What to produce: Using the data below, count the lines where "Windows" appears, and answer with the number alone.

Items from a dataset
++++++++++++++++++++
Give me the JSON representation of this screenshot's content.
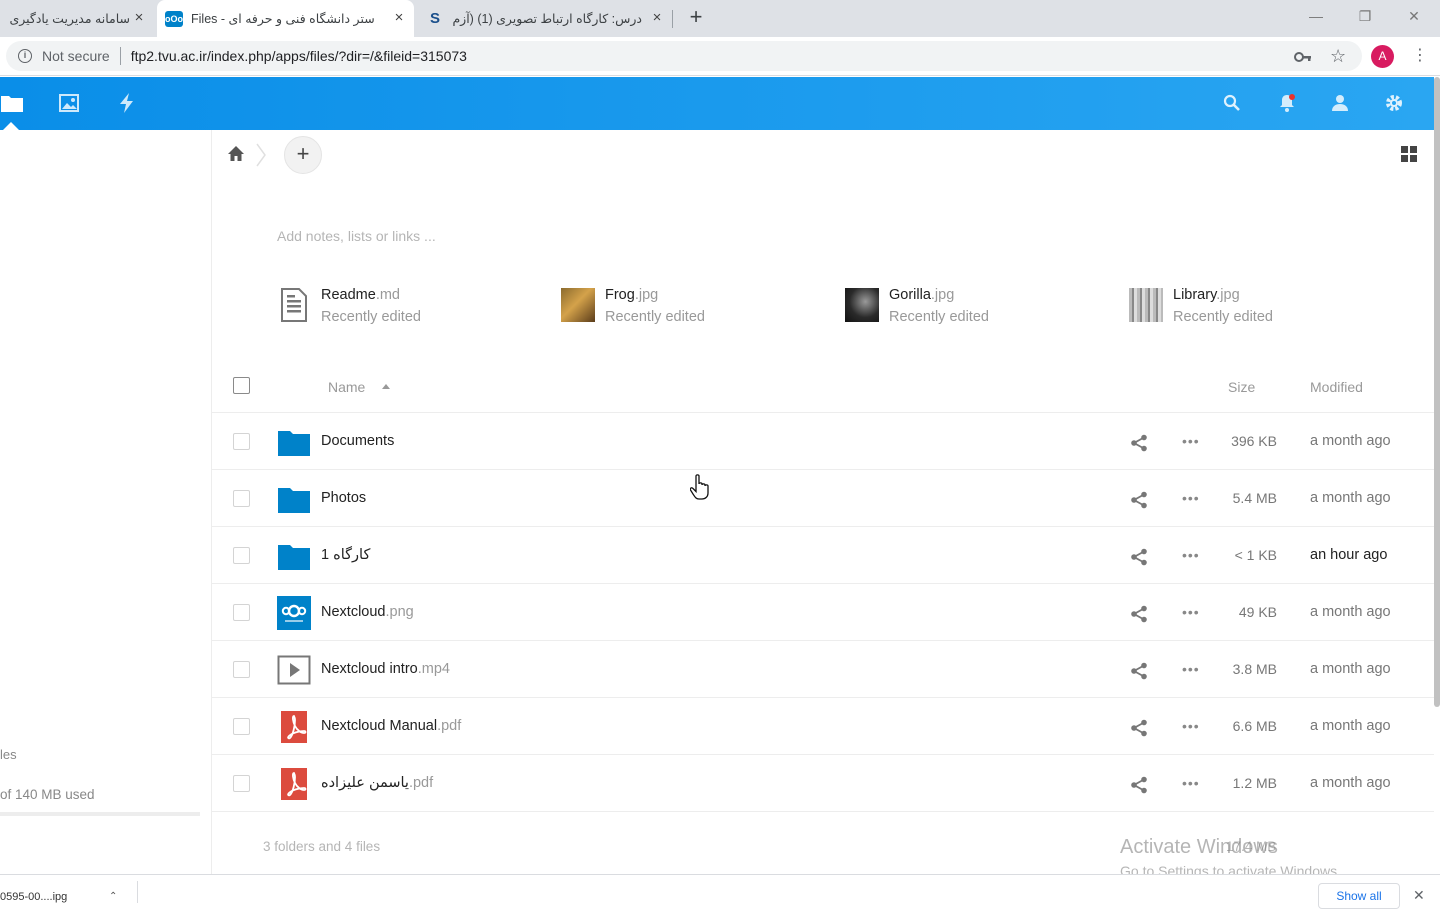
{
  "browser": {
    "tabs": [
      {
        "title": "سامانه مدیریت یادگیری",
        "favicon": "lms-favicon",
        "active": false
      },
      {
        "title": "Files - ستر دانشگاه فنی و حرفه ای",
        "favicon": "nextcloud-favicon",
        "active": true
      },
      {
        "title": "درس: کارگاه ارتباط تصویری (1) (آزم",
        "favicon": "moodle-favicon",
        "active": false
      }
    ],
    "security_label": "Not secure",
    "url": "ftp2.tvu.ac.ir/index.php/apps/files/?dir=/&fileid=315073",
    "profile_initial": "A"
  },
  "header": {
    "apps": [
      "files-icon",
      "photos-icon",
      "activity-icon"
    ],
    "right_icons": [
      "search-icon",
      "notifications-icon",
      "contacts-icon",
      "settings-icon"
    ],
    "accent_color": "#0082c9"
  },
  "sidebar": {
    "files_label": "les",
    "quota_text": "of 140 MB used",
    "quota_fraction": 0.0
  },
  "main": {
    "notes_placeholder": "Add notes, lists or links ...",
    "recent": [
      {
        "name": "Readme",
        "ext": ".md",
        "subtitle": "Recently edited",
        "thumb": "text-file-icon"
      },
      {
        "name": "Frog",
        "ext": ".jpg",
        "subtitle": "Recently edited",
        "thumb": "frog-thumbnail"
      },
      {
        "name": "Gorilla",
        "ext": ".jpg",
        "subtitle": "Recently edited",
        "thumb": "gorilla-thumbnail"
      },
      {
        "name": "Library",
        "ext": ".jpg",
        "subtitle": "Recently edited",
        "thumb": "library-thumbnail"
      }
    ],
    "columns": {
      "name": "Name",
      "size": "Size",
      "modified": "Modified"
    },
    "files": [
      {
        "name": "Documents",
        "ext": "",
        "type": "folder",
        "size": "396 KB",
        "modified": "a month ago"
      },
      {
        "name": "Photos",
        "ext": "",
        "type": "folder",
        "size": "5.4 MB",
        "modified": "a month ago"
      },
      {
        "name": "کارگاه 1",
        "ext": "",
        "type": "folder",
        "size": "< 1 KB",
        "modified": "an hour ago"
      },
      {
        "name": "Nextcloud",
        "ext": ".png",
        "type": "nextcloud-image",
        "size": "49 KB",
        "modified": "a month ago"
      },
      {
        "name": "Nextcloud intro",
        "ext": ".mp4",
        "type": "video",
        "size": "3.8 MB",
        "modified": "a month ago"
      },
      {
        "name": "Nextcloud Manual",
        "ext": ".pdf",
        "type": "pdf",
        "size": "6.6 MB",
        "modified": "a month ago"
      },
      {
        "name": "یاسمن علیزاده",
        "ext": ".pdf",
        "type": "pdf",
        "size": "1.2 MB",
        "modified": "a month ago"
      }
    ],
    "summary": "3 folders and 4 files",
    "summary_size": "17.4 MB"
  },
  "overlay": {
    "watermark_title": "Activate Windows",
    "watermark_sub": "Go to Settings to activate Windows."
  },
  "downloads": {
    "item": "0595-00....ipg",
    "show_all": "Show all"
  }
}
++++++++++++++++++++
Solved exercise: 2